A survey published in the science journal Nature reports there is a crisis in the reproducibility of research results across several fields of scientific inquiry. The report, published in the May 26th, 2016 issue of the journal, states that “70% of researchers have tried and failed to reproduce another scientist’s experiments, and more than half have failed to reproduce their own experiments”. The survey, conducted among over 1,500 scientists at the coalface of research, echoes previous studies and surveys suggesting a widespread problem in the conduct of research.


The survey’s results showed that over 60% of researchers working in earth sciences and over 85% of researchers working in chemistry had failed to reproduce other scientists’ work. In the fields of medicine and biology the figure was in the region of 70% of scientists reporting an inability to reproduce their peer’s experimental results. Reasons cited for a failure to reproduce results included issues around selective reporting in published papers, pressure among scientists to publish, poor statistical analysis and low statistical power, insufficient oversight/mentoring, poor experimental design, fraud and insufficient peer review.

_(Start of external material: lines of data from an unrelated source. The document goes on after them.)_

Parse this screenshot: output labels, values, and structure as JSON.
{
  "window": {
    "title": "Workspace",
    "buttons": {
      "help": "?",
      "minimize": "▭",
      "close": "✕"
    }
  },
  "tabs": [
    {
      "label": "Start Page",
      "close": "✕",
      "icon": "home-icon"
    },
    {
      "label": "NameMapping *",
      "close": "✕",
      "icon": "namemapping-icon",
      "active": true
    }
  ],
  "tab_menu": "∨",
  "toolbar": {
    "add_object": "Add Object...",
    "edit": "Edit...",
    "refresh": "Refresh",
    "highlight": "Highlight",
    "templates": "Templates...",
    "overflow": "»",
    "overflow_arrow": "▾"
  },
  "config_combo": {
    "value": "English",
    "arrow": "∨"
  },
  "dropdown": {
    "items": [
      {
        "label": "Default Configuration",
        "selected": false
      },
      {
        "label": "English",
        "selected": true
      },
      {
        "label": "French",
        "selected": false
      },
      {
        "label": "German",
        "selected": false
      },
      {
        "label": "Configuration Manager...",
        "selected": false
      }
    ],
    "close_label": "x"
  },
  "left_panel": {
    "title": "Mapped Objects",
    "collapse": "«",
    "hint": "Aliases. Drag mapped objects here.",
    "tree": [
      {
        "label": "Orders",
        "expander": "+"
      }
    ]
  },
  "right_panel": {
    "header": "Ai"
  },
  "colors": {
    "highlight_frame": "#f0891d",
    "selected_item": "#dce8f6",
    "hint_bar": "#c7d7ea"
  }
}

In terms of addressing the reproducibility crisis highlighted by the survey, almost 90% of respondents reported that more robust experimental design, better statistics and better mentorship would go a long way to improving the reproducibility of research work. In a lead editorial of the same issue, the journal highlighted that over two thirds of scientists surveyed felt that there was a “major problem” in reproducing research results and warned that “it would be foolish to pretend that there is not serious concern”. While the editorial recognized a certain inevitability that some scientific research will not be reproducible, it was also acknowledged that the problem is bigger than this alone. The problem will be of concern to funders, publishers and policy makers who rely on the scientific literature to direct investment in research and development and to make decisions that affect significant proportions of the population. Efforts to improve reproducibility and protect research to ensure robustness in published findings will attract increasing interest as the research community determines the best path forward.